▶ **Exercise prompt**: Your answer should consist of every line in the records that holds "value".

▶ **Provided data**:
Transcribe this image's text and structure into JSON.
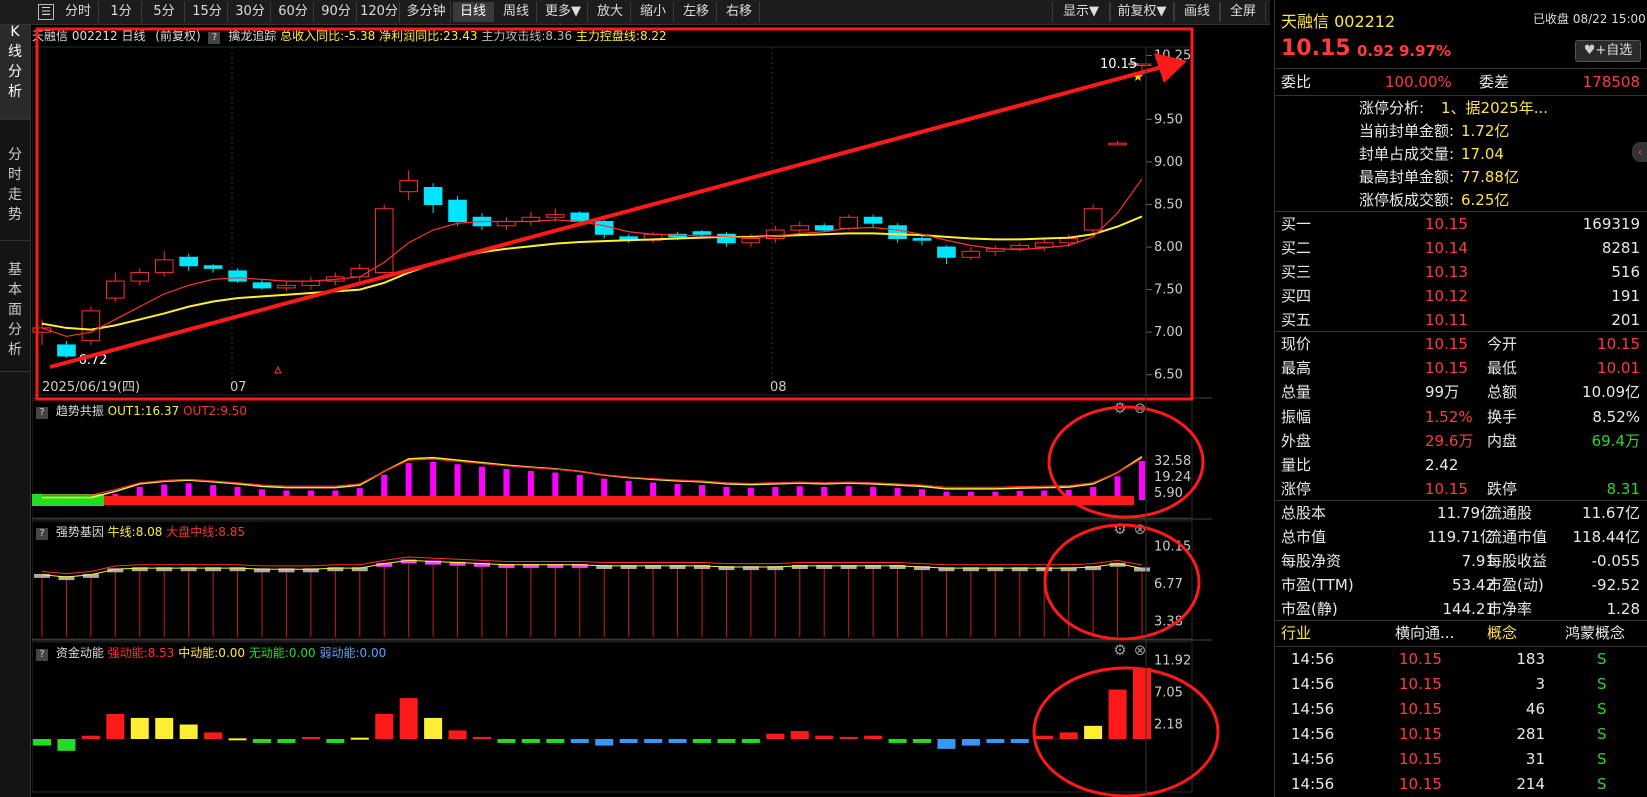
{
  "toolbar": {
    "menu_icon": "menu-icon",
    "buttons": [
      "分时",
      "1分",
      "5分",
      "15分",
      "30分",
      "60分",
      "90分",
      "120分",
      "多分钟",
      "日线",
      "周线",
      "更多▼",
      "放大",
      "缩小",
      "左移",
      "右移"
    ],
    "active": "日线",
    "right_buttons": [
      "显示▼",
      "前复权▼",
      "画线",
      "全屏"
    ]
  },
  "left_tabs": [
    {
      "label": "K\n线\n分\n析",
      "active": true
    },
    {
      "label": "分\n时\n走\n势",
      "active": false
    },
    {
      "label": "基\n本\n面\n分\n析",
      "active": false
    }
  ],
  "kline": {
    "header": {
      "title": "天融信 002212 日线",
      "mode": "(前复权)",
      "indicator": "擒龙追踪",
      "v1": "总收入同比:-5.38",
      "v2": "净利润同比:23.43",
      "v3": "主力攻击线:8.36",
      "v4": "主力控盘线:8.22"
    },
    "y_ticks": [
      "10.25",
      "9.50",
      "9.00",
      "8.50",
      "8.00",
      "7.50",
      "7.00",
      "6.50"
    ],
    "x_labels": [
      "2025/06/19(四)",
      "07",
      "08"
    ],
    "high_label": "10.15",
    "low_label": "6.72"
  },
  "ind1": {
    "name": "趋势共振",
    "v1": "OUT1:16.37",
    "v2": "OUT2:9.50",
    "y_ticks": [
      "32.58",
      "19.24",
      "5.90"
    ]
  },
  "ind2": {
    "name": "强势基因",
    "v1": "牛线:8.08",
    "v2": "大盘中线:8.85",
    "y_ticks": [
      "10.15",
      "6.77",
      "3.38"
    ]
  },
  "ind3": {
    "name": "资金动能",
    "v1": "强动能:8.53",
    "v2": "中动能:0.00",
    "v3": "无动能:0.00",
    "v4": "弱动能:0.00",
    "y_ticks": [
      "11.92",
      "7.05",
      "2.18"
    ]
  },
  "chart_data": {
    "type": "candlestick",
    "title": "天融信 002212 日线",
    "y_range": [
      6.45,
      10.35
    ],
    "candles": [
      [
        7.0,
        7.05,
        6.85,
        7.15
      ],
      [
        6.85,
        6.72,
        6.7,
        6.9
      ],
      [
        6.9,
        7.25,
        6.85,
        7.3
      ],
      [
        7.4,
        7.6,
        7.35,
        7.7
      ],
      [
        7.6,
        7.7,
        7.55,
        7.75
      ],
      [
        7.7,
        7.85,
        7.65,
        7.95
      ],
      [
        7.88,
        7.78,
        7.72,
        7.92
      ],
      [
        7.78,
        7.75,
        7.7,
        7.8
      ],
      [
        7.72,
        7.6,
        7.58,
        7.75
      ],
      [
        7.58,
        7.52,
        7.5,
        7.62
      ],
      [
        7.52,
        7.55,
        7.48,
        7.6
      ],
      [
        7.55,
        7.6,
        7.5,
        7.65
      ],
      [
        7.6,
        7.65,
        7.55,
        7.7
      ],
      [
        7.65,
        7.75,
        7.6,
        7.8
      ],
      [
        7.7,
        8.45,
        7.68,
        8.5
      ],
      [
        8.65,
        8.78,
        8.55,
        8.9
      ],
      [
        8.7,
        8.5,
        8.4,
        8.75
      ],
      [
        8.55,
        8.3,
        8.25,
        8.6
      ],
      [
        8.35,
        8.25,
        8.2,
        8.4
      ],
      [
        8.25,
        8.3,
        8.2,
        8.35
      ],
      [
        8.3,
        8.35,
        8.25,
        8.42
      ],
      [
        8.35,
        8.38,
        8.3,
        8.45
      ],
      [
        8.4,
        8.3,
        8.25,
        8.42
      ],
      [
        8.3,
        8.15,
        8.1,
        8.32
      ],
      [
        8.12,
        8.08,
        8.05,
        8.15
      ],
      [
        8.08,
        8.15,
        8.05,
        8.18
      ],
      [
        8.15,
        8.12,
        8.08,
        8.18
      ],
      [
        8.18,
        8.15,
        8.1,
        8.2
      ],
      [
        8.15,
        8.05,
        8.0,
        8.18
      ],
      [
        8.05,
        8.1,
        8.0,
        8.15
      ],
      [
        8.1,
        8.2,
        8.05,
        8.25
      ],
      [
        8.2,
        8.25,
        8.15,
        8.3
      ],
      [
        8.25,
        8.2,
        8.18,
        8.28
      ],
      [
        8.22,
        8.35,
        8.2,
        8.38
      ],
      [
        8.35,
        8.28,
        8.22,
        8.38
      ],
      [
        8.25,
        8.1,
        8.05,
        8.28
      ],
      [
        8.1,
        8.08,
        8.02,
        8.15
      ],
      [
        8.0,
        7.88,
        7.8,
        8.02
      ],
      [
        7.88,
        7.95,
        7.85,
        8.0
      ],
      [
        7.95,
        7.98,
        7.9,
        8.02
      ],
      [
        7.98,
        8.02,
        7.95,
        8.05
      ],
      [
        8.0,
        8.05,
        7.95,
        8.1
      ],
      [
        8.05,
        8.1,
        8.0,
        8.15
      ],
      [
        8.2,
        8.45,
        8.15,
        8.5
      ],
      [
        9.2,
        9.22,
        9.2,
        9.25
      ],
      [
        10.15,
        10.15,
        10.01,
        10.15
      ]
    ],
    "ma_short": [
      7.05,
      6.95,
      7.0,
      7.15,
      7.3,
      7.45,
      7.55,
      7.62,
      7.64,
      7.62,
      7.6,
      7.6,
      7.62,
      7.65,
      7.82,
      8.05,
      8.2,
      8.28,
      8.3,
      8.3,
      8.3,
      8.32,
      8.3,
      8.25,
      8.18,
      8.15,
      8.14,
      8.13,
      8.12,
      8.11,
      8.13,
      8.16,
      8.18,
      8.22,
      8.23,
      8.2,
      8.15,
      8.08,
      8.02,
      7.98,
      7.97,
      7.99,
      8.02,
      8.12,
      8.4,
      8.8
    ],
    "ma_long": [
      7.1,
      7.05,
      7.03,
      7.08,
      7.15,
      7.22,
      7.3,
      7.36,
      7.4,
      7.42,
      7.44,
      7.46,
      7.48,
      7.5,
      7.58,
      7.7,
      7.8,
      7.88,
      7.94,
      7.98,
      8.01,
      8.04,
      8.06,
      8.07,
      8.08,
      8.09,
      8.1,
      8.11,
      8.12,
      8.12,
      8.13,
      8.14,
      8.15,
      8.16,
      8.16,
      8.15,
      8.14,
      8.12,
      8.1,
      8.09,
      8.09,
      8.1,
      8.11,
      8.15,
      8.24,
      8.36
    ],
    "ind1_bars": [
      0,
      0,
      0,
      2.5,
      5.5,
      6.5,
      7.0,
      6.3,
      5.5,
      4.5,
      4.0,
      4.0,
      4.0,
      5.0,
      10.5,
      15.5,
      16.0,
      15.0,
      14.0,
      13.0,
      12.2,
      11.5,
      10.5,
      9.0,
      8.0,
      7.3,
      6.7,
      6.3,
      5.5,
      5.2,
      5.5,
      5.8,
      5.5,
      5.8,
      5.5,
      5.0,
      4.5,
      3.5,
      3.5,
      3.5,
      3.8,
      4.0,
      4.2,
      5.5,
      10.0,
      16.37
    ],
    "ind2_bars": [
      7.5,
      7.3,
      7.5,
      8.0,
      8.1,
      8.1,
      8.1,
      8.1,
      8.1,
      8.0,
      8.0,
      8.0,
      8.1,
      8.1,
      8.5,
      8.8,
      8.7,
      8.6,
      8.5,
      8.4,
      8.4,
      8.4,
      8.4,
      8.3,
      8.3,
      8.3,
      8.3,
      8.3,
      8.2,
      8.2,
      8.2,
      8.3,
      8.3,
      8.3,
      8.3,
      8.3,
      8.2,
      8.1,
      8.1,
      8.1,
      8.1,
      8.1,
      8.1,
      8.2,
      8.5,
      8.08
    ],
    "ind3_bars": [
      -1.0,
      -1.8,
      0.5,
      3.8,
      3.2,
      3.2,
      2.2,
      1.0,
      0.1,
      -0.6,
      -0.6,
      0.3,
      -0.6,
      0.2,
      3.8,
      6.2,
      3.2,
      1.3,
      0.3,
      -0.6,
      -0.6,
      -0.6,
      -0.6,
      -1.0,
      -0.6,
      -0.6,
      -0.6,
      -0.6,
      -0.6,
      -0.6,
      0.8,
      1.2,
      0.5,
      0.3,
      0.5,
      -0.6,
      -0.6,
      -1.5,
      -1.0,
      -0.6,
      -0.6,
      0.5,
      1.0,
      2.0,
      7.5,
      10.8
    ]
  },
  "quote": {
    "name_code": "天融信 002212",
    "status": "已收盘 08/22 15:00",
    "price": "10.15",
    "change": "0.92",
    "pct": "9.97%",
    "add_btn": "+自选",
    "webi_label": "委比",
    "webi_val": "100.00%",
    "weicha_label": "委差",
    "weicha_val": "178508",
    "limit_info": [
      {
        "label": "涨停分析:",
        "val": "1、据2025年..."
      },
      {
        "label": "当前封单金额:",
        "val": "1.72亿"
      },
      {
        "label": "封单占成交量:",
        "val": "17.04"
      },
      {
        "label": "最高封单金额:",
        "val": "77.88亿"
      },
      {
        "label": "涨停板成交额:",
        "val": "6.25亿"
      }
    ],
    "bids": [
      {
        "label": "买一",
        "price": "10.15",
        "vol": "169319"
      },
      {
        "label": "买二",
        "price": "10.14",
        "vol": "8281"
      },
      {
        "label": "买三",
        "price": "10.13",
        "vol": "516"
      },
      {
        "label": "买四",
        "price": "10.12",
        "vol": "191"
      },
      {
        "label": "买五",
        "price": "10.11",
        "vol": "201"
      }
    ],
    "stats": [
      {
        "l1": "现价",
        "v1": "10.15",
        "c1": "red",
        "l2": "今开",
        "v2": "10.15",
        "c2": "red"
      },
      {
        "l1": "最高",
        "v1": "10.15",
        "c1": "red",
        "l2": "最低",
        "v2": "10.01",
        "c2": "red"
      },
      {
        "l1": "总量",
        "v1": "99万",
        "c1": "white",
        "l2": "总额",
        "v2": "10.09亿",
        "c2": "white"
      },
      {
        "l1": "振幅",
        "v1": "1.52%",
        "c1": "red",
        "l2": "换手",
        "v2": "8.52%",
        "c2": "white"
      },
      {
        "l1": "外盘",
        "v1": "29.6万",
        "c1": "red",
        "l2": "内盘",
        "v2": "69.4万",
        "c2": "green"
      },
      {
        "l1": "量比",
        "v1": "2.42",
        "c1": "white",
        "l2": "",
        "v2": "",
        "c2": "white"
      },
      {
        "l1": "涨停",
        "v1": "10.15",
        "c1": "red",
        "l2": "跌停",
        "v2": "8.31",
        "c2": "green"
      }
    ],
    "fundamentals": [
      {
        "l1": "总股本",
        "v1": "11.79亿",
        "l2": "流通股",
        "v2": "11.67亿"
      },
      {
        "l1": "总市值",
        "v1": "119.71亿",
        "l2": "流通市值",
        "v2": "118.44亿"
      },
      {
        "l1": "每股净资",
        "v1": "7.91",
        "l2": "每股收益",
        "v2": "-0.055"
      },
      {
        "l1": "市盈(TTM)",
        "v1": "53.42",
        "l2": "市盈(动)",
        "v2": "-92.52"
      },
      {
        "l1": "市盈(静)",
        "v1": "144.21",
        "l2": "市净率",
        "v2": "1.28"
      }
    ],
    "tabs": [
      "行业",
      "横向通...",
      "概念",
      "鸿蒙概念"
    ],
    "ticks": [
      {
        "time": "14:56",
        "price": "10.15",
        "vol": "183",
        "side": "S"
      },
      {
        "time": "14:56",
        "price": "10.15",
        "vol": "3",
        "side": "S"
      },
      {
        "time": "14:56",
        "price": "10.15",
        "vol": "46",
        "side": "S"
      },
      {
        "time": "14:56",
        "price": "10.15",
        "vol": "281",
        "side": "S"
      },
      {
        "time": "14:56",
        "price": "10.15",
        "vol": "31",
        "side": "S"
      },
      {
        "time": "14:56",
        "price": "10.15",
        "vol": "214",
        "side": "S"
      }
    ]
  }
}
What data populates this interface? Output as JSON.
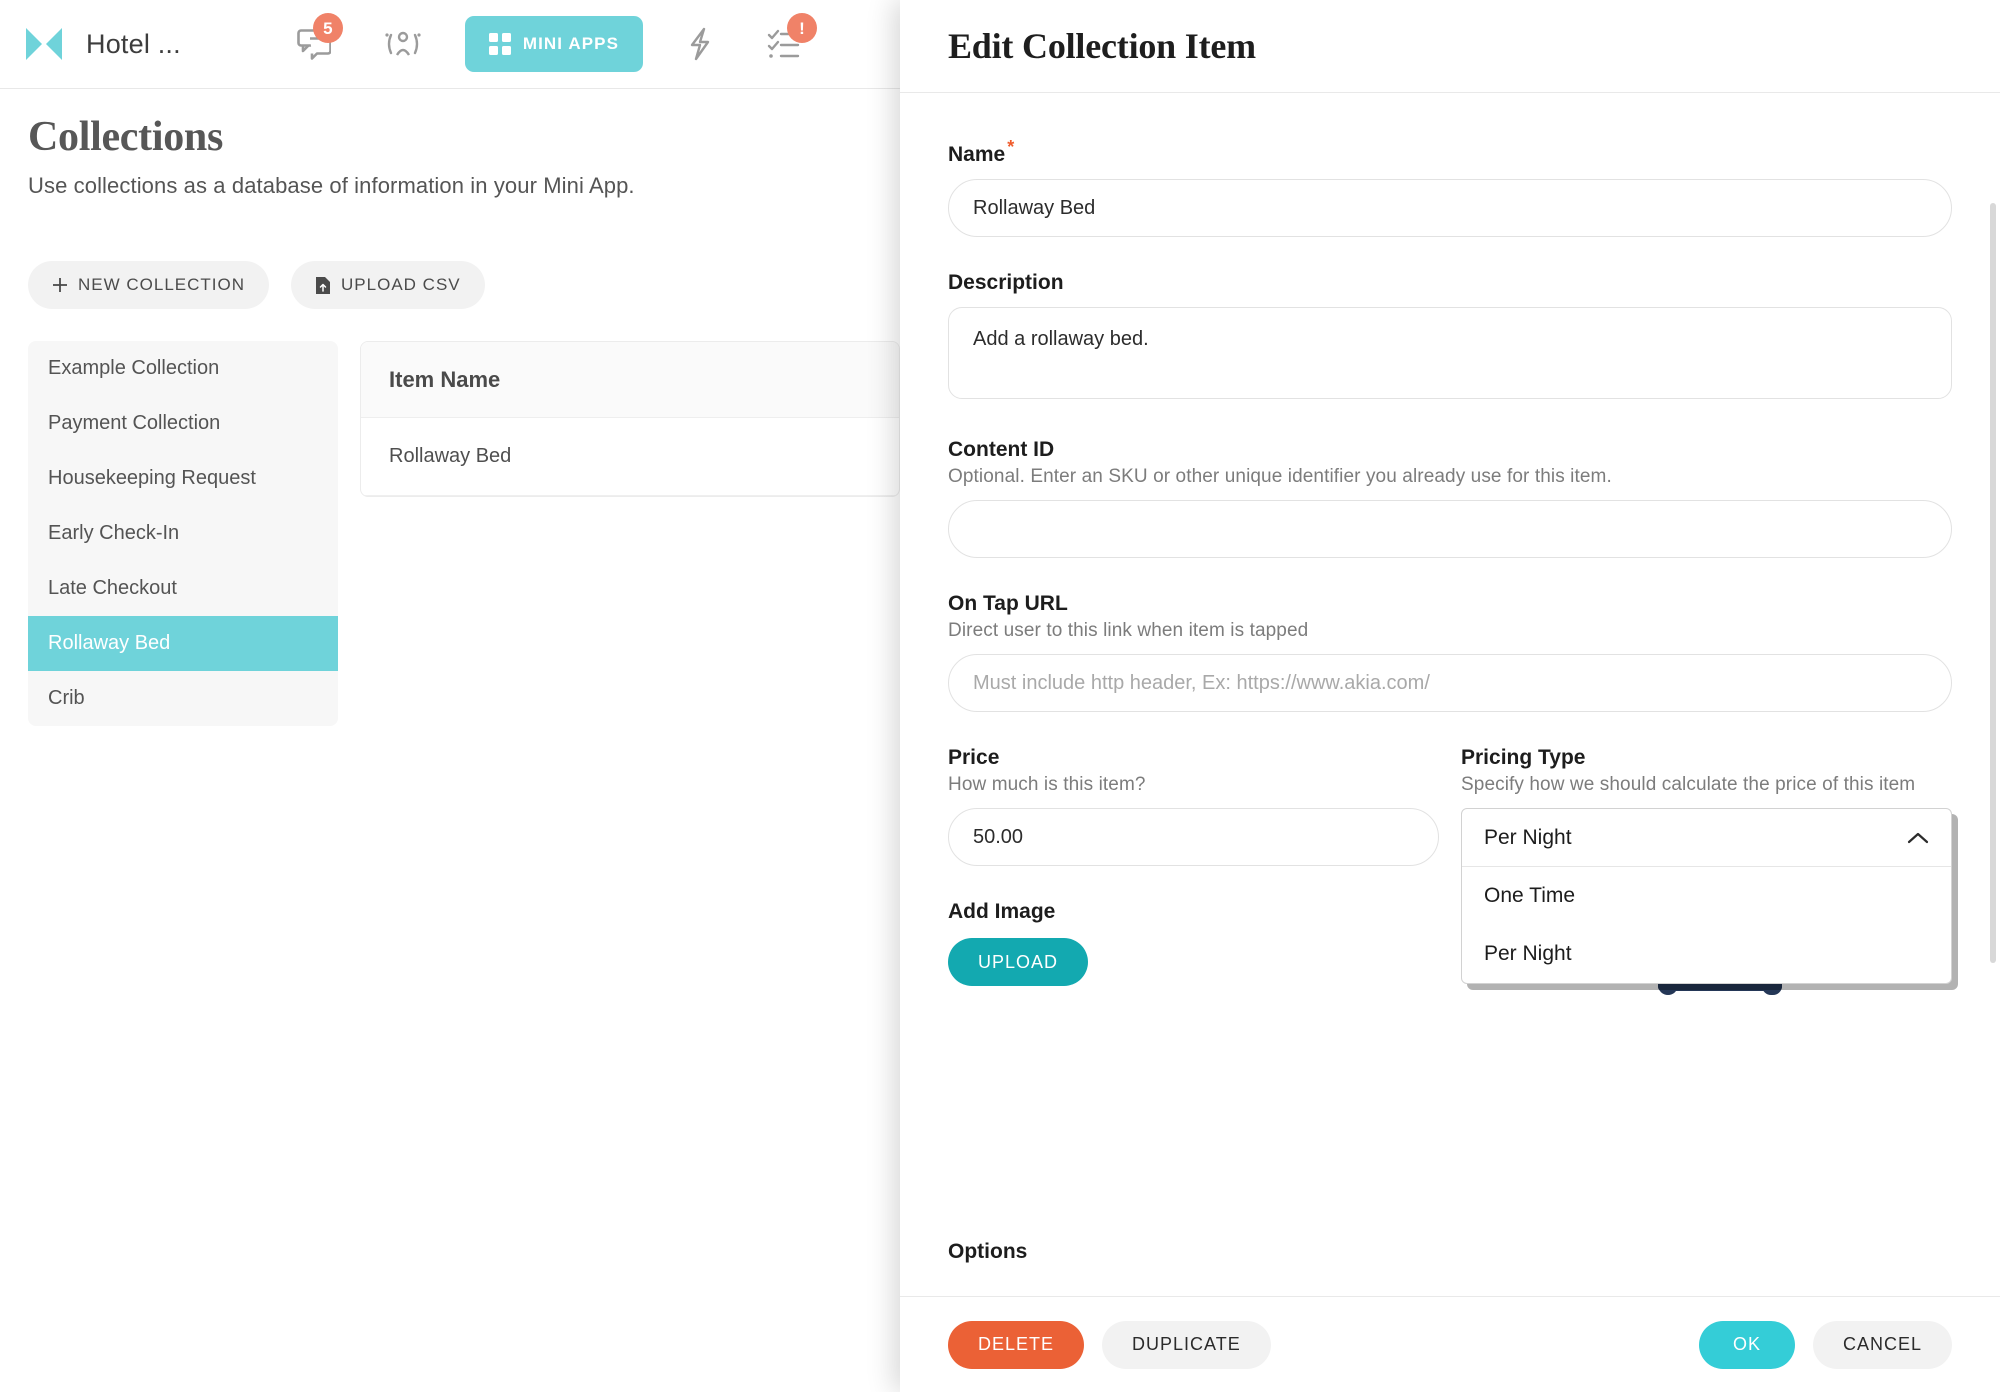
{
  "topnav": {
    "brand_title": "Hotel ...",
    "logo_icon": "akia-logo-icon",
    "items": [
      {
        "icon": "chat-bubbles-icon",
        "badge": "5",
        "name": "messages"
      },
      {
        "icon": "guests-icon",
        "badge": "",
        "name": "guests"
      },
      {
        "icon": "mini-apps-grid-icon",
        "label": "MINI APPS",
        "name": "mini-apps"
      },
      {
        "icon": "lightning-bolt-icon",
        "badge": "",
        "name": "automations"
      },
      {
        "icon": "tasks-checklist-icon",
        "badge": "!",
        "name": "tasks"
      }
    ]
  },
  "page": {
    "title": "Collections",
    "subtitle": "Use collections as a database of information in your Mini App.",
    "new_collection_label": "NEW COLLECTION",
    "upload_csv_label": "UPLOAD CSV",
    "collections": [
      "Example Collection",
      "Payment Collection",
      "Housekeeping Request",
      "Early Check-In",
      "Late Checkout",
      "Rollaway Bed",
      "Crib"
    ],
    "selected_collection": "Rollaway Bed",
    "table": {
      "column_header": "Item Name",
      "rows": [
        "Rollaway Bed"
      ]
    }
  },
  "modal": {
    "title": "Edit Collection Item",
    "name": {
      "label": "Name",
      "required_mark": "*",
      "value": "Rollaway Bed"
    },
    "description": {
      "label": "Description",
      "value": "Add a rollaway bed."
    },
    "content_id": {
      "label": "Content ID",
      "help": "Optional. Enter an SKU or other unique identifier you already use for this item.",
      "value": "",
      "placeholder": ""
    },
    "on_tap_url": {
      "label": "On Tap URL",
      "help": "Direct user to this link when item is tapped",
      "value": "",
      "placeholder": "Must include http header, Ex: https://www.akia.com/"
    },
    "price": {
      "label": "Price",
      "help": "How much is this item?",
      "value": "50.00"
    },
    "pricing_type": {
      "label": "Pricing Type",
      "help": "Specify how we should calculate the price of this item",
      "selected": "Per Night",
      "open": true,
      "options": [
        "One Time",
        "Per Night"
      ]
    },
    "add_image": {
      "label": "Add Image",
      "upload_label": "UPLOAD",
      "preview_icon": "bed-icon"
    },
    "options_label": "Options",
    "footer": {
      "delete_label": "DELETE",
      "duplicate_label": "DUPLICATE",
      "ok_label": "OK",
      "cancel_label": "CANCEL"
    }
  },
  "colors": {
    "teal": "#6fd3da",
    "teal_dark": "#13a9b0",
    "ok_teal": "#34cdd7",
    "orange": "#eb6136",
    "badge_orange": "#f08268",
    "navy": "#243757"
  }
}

▶ **Reply**:
      "value": "Rollaway Bed"
      "value": "Add a rollaway bed."
      "value": "",
      "value": "",
      "value": "50.00"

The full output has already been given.